Notably, several of the emails include explicit terms.

Dardis made a point to mention that her organization is a “safe, welcoming place for all race, religion and sexual orientation. ALWAYS HAVE BEEN, ALWAYS WILL BE.”

“Thank you everyone for rallying, celebrating, promoting, for following, for loving and most of all, for being yourself,” Alaniz posted on social media as unfavorable comments toward the Christian market continued online.

“A couple of weeks ago, I was in a lil slump with my business… and little did I know that something DISGUSTING would happen to me, and bring my community to me to support not only me, but the LGBTQ+ community,” Alaniz’ continued.

Despite the opposition, ROOTS refused to back down from their stance:

We would like to address the recent attacks on our market and our core values. We have love and compassion for those who identify as LGBTQ+. And we firmly believe in God’s design for marriage and family. We will continue to welcome all who wish to frequent ROOTS Market, and we will continue to make decisions on who we partner with based on the standards in the Word of God. As a local market, we will not waiver from the truth of the Word of God that our market is founded on. We unapologetically stand by our core values and beliefs. Blessings to all!

Some individuals have accused ROOTS of “weaponizing Christianity,” while others are calling ROOTS administrators “‘Christian’ bigots.”

However, plenty of conservatives agreed with ROOTS’ stance.

“Roots Market was in the right to cut ties with a business that did not align biblically,” conservative activist Carlos Turcios told Texas Scorecard. “And instead of understanding religious freedoms, the radical left used this as an excuse to harass and threaten the market.”

“I applaud Roots Market for their courage to stand for biblical truth,” said Brady Gray, president of Texas Family Project. “It is uncommon in today’s day and time to see this fortitude, and my hope is that the example set by ROOTS Market will cause more Christians to have the courage to be uncommon.”

During ROOTS’ July 15 market, the opposition showed up to protest.

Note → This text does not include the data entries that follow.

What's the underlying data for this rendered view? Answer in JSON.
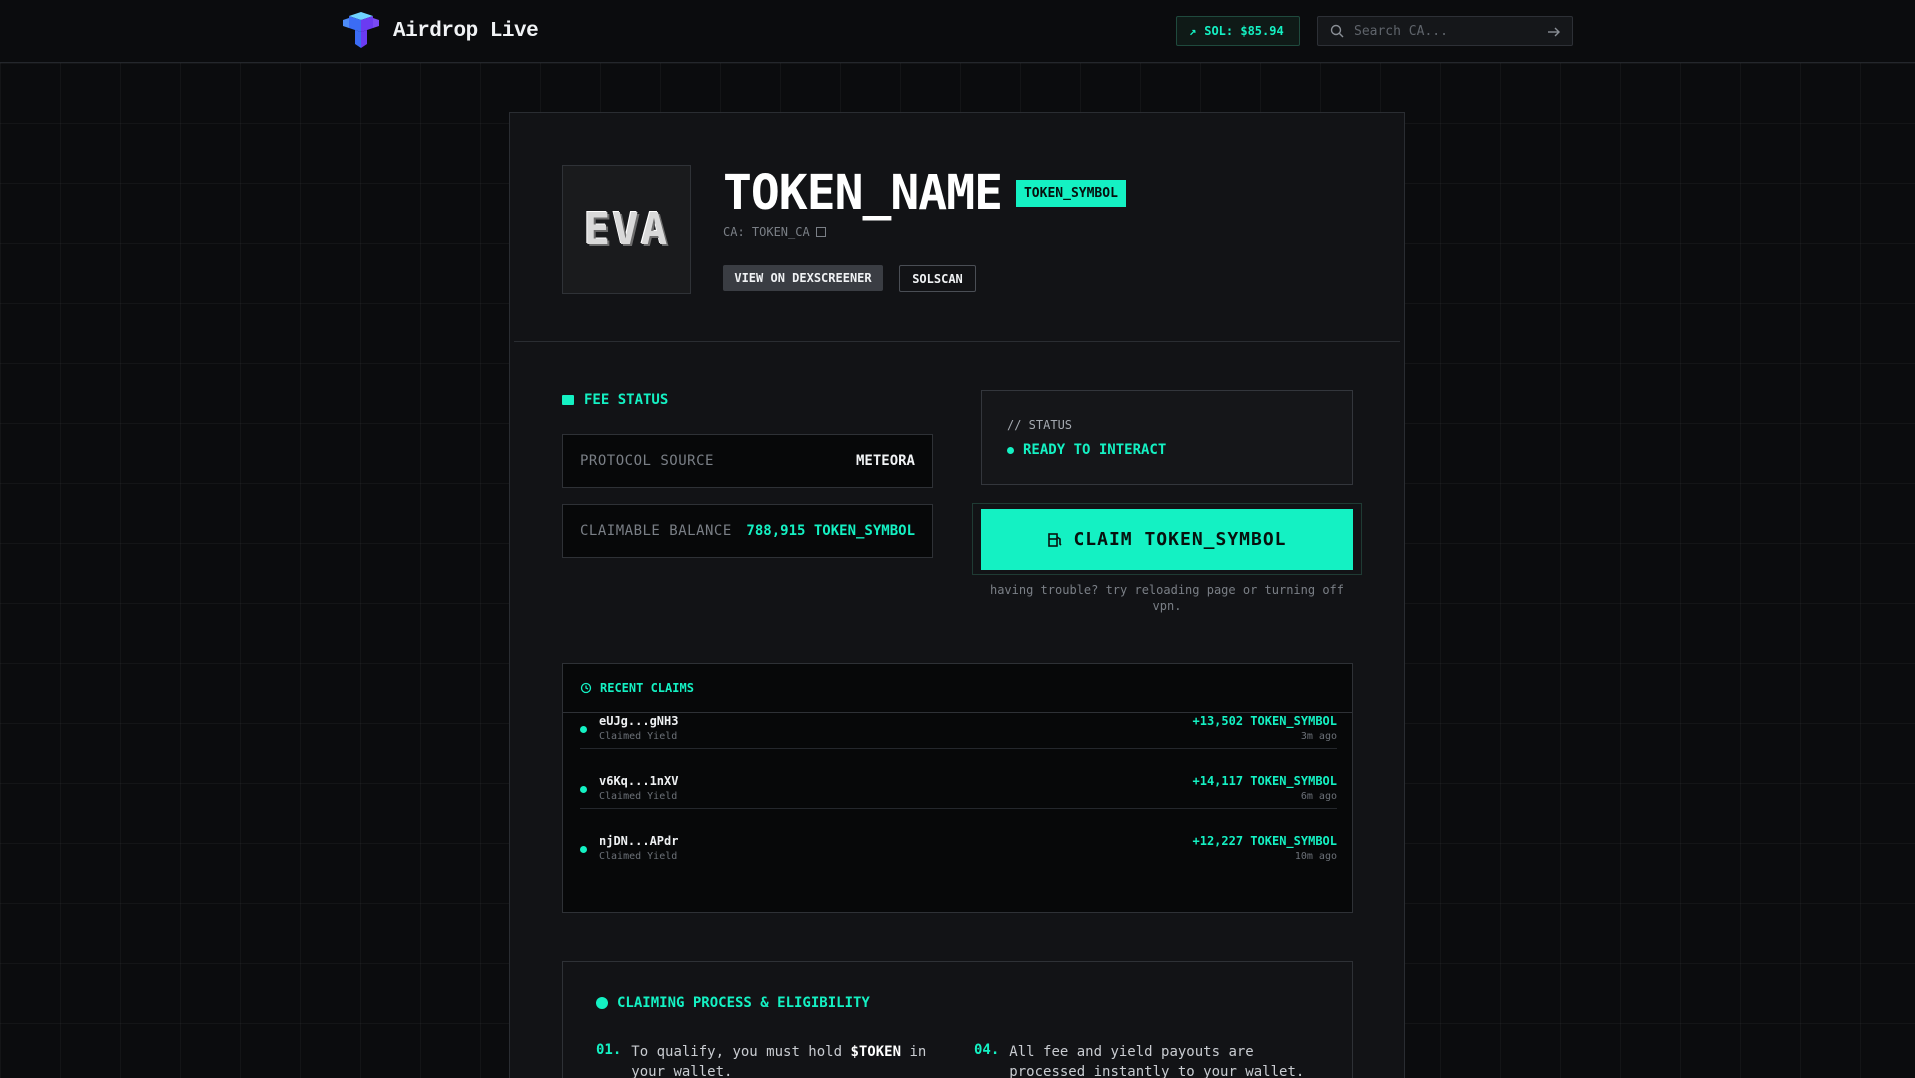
{
  "header": {
    "app_title": "Airdrop Live",
    "sol_price": "SOL: $85.94",
    "search_placeholder": "Search CA..."
  },
  "token": {
    "logo_text": "EVA",
    "name": "TOKEN_NAME",
    "symbol": "TOKEN_SYMBOL",
    "ca": "CA: TOKEN_CA",
    "dex_button": "VIEW ON DEXSCREENER",
    "solscan_button": "SOLSCAN"
  },
  "fee_status": {
    "title": "FEE STATUS",
    "protocol_label": "PROTOCOL SOURCE",
    "protocol_value": "METEORA",
    "balance_label": "CLAIMABLE BALANCE",
    "balance_value": "788,915 TOKEN_SYMBOL"
  },
  "status": {
    "label": "// STATUS",
    "value": "READY TO INTERACT"
  },
  "claim": {
    "button_label": "CLAIM TOKEN_SYMBOL",
    "help_text": "having trouble? try reloading page or turning off vpn."
  },
  "recent_claims": {
    "title": "RECENT CLAIMS",
    "rows": [
      {
        "address": "eUJg...gNH3",
        "label": "Claimed Yield",
        "amount": "+13,502 TOKEN_SYMBOL",
        "ago": "3m ago"
      },
      {
        "address": "v6Kq...1nXV",
        "label": "Claimed Yield",
        "amount": "+14,117 TOKEN_SYMBOL",
        "ago": "6m ago"
      },
      {
        "address": "njDN...APdr",
        "label": "Claimed Yield",
        "amount": "+12,227 TOKEN_SYMBOL",
        "ago": "10m ago"
      }
    ]
  },
  "process": {
    "title": "CLAIMING PROCESS & ELIGIBILITY",
    "steps": [
      {
        "num": "01.",
        "text_before": "To qualify, you must hold ",
        "highlight": "$TOKEN",
        "text_after": " in your wallet."
      },
      {
        "num": "04.",
        "text": "All fee and yield payouts are processed instantly to your wallet."
      }
    ]
  },
  "colors": {
    "accent": "#14f1c3",
    "background": "#0b0c0e",
    "panel": "#121316"
  },
  "icons": [
    "logo-cube-icon",
    "trend-up-icon",
    "search-icon",
    "arrow-right-icon",
    "copy-icon",
    "terminal-icon",
    "fuel-icon",
    "history-icon",
    "info-dot-icon"
  ]
}
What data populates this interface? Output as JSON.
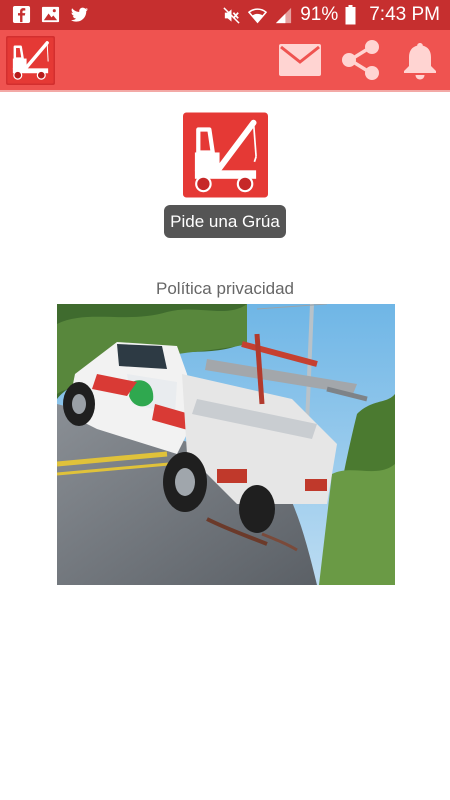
{
  "status_bar": {
    "battery": "91%",
    "time": "7:43 PM",
    "left_icons": [
      "facebook-icon",
      "gallery-icon",
      "twitter-icon"
    ],
    "right_icons": [
      "mute-icon",
      "wifi-icon",
      "signal-icon",
      "battery-icon"
    ]
  },
  "app_bar": {
    "logo": "tow-truck-logo",
    "actions": [
      "mail-icon",
      "share-icon",
      "bell-icon"
    ]
  },
  "main": {
    "request_button_label": "Pide una Grúa",
    "privacy_link": "Política privacidad",
    "photo_subject": "tow-truck-photo"
  },
  "colors": {
    "status_bar": "#c62f2f",
    "app_bar": "#ef5350",
    "button": "#555555",
    "logo_red": "#e53935"
  }
}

“The LGBTQ mob showed up to harass and intimidate the local Fort Worth Christian Roots Market because the Market refused to associate themselves with a gay business,” said Turcios.

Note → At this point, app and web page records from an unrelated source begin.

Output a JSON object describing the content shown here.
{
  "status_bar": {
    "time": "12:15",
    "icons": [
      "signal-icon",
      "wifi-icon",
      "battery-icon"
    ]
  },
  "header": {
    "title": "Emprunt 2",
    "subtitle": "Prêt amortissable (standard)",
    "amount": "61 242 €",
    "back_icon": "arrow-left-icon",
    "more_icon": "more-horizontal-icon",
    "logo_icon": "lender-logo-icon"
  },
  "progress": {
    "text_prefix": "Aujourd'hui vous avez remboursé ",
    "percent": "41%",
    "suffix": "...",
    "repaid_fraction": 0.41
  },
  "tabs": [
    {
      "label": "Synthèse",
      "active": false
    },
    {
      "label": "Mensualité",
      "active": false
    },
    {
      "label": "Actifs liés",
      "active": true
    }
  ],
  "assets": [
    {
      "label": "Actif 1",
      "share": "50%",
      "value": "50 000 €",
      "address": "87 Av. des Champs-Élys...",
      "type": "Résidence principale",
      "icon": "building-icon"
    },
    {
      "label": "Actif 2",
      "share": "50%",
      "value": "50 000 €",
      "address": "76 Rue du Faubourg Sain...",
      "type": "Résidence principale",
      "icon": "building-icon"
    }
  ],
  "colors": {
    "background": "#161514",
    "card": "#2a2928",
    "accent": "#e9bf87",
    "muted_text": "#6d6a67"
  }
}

The LGBT protesters waved signs with phrases including “When you threaten my friends, you threaten me (Matthew 25:40),” “Love your neighbor,” “Do not shop here,” and “Homophobes, go home!”

Meanwhile, supporters of ROOTS showed up to counter the protest, armed with American flags, Texas flags, and signs reading “Stop grooming children!” and “Drag shows are never kid friendly.”

“After what the homosexuals did in Dallas, selling b*tt plugs and d*ldos in front of kids, they just can’t be trusted around children period. Roots held the moral high ground,” one citizen tweeted, siding with ROOTS.

“Christians are harassed everyday in the country by the LGBT mob,” said Turcios. “And I think it’s important that conservatives show up to support Christian businesses and defend them.”

July 15 was ROOTS Market’s last summer market. But despite the backlash, they plan to start up again in the fall, with plenty of people looking forward to their return.

As of publication, neither ROOTS Market nor Alaniz responded to Texas Scorecard’s request for comment.

Soli Rice

A journalist for Texas Scorecard, Soli is a new Texan with a passion for politics. She's excited to hone her writing skills and help spread truth to Texans.